On Sunday, February 7, 2010, Kleen Energy, a combined-cycle natural gas fueled power plant under construction in Middletown, Conn., experienced a catastrophic natural gas explosion that caused six deaths and at least 50 injuries.

The accident occurred during the planned cleaning of fuel gas piping, part of the commissioning and startup phase of construction. At the time of the accident, workers were conducting a “gas blow,” whereby natural gas is forced through the piping at a high velocity and pressure to remove any debris within the piping. The gas and debris were subsequently released directly to atmosphere. A spark ignited the vented gases, causing the explosion.

At the Kleen Energy construction site, workers used natural gas at a pressure of approximately 650 psig to clean gas pipes. A total of 15 natural gas blows were completed intermittently over approximately four hours through a number of open pipe ends that were located less than 20' off the ground.

According to reports from those at the Kleen Energy site on the day of the blast, efforts were made to eliminate or control potential ignition sources outside the power generation building. However, many ignition sources existed inside the building: electrical power to the building was on, welders were actively working, and diesel-fueled heaters were running.

Initial calculations by CSB investigators reveal that approximately 400,000 scf of natural gas were released to the atmosphere near the building in the final 10 minutes before the blast. Just over 2 million scf of gas were released in total over the course of the morning.

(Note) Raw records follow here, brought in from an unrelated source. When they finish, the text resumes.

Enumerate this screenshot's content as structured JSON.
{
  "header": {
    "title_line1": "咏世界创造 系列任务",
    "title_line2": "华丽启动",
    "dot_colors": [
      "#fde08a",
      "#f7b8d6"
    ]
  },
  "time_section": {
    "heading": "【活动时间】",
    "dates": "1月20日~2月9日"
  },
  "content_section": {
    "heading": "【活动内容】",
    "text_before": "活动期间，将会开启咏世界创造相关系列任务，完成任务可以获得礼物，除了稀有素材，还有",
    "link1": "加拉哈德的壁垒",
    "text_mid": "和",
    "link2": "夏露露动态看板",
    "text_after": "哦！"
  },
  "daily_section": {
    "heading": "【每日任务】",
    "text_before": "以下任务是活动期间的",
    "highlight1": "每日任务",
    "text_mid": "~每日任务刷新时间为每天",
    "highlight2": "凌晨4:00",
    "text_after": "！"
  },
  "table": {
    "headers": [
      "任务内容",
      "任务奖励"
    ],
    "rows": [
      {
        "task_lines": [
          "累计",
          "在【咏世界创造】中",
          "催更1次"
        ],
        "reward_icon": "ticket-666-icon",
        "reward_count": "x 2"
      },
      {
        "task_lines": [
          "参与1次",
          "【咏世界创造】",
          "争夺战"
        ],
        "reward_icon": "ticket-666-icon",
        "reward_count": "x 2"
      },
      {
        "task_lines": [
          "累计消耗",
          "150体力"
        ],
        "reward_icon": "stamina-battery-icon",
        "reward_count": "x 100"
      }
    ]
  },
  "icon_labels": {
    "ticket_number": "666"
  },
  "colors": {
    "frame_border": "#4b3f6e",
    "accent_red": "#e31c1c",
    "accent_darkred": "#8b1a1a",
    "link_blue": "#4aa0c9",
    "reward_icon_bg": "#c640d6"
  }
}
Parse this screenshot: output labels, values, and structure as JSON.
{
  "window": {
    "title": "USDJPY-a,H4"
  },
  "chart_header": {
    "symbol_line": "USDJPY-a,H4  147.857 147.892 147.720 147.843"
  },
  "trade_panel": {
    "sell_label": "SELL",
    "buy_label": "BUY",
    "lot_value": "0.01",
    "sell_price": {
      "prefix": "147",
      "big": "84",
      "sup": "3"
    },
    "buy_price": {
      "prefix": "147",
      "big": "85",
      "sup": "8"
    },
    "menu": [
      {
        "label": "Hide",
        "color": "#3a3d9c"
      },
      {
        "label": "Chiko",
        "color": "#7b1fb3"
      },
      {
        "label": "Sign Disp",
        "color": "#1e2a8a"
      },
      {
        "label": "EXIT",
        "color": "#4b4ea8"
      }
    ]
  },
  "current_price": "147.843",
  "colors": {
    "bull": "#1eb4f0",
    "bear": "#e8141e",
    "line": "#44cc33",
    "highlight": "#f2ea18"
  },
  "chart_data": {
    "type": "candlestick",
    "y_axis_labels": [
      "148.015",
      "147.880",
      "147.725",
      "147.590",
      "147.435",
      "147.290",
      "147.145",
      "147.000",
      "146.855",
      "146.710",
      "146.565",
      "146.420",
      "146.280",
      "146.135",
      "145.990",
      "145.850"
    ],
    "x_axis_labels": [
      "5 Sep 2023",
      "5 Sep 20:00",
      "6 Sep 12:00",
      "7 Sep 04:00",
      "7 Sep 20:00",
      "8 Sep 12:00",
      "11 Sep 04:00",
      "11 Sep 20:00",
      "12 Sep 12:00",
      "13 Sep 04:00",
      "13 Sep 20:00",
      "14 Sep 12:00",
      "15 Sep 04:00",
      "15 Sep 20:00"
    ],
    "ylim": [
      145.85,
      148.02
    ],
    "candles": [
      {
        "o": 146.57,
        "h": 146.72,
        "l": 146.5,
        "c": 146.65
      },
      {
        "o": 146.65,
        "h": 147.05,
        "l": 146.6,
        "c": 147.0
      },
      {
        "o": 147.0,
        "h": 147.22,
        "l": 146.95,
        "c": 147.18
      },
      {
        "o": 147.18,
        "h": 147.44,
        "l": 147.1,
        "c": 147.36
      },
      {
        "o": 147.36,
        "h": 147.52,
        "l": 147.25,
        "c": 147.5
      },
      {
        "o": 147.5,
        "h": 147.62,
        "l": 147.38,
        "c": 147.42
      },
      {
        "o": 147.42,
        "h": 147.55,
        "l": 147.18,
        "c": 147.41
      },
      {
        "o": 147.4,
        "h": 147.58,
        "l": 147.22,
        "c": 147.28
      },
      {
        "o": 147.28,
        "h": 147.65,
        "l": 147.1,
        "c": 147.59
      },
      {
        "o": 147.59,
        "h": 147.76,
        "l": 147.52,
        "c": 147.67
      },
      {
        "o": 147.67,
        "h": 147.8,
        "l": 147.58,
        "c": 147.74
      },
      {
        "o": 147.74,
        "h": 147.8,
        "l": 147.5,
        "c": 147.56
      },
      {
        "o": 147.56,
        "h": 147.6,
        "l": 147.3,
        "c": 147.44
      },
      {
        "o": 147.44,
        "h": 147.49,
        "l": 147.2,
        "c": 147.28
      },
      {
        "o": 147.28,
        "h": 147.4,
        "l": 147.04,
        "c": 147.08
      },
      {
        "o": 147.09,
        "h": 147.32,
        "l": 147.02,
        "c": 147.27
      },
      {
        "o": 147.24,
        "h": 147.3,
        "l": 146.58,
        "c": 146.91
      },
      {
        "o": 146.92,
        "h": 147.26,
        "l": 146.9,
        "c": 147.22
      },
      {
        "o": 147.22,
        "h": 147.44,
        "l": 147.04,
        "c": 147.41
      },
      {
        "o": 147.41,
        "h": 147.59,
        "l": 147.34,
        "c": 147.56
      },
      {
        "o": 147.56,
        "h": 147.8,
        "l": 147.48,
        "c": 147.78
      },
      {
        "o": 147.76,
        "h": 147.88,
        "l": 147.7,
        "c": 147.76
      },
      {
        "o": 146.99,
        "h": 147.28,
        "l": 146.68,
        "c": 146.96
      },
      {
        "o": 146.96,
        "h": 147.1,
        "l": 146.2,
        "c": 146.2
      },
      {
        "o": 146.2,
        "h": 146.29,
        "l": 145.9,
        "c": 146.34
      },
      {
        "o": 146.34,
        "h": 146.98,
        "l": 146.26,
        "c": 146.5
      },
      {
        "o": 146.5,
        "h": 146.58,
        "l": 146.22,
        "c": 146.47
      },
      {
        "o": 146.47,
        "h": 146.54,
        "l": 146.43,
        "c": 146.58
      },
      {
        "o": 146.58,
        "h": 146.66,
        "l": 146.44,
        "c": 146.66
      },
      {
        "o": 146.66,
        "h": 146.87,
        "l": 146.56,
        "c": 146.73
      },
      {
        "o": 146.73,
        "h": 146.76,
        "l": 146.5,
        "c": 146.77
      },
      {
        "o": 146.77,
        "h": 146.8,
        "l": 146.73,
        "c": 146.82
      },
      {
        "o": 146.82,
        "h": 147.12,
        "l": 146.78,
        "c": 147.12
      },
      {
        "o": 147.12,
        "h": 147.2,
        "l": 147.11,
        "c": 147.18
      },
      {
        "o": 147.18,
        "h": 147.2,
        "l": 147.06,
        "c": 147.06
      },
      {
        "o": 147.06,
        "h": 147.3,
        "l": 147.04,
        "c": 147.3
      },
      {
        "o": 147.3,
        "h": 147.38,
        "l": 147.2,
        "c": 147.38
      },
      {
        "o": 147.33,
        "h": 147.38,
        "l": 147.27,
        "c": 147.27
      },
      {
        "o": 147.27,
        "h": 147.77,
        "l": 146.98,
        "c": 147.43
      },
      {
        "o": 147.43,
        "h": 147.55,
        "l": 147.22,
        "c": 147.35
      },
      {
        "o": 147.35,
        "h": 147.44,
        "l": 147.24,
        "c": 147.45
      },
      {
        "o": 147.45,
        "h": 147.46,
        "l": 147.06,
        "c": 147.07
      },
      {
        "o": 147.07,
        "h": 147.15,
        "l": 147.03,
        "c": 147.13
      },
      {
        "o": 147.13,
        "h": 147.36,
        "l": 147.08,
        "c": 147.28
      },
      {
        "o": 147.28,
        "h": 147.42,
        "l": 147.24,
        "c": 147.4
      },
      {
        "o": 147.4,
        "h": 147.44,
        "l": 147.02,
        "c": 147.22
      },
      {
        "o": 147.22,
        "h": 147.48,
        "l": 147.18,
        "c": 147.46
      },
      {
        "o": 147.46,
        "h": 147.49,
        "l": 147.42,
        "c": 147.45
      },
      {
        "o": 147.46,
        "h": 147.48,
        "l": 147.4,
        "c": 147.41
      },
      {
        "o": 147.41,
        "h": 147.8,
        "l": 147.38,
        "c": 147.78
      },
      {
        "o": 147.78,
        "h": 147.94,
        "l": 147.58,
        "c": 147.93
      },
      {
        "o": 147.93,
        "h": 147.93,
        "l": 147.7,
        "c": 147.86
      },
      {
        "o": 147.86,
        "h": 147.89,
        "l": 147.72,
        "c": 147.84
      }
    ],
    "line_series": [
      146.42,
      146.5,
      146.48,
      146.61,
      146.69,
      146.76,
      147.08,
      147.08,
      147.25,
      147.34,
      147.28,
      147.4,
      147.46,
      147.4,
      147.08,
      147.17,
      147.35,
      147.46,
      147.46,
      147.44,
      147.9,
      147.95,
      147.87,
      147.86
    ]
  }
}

At approximately 11:15 a.m., the released natural gas found an ignition source and exploded.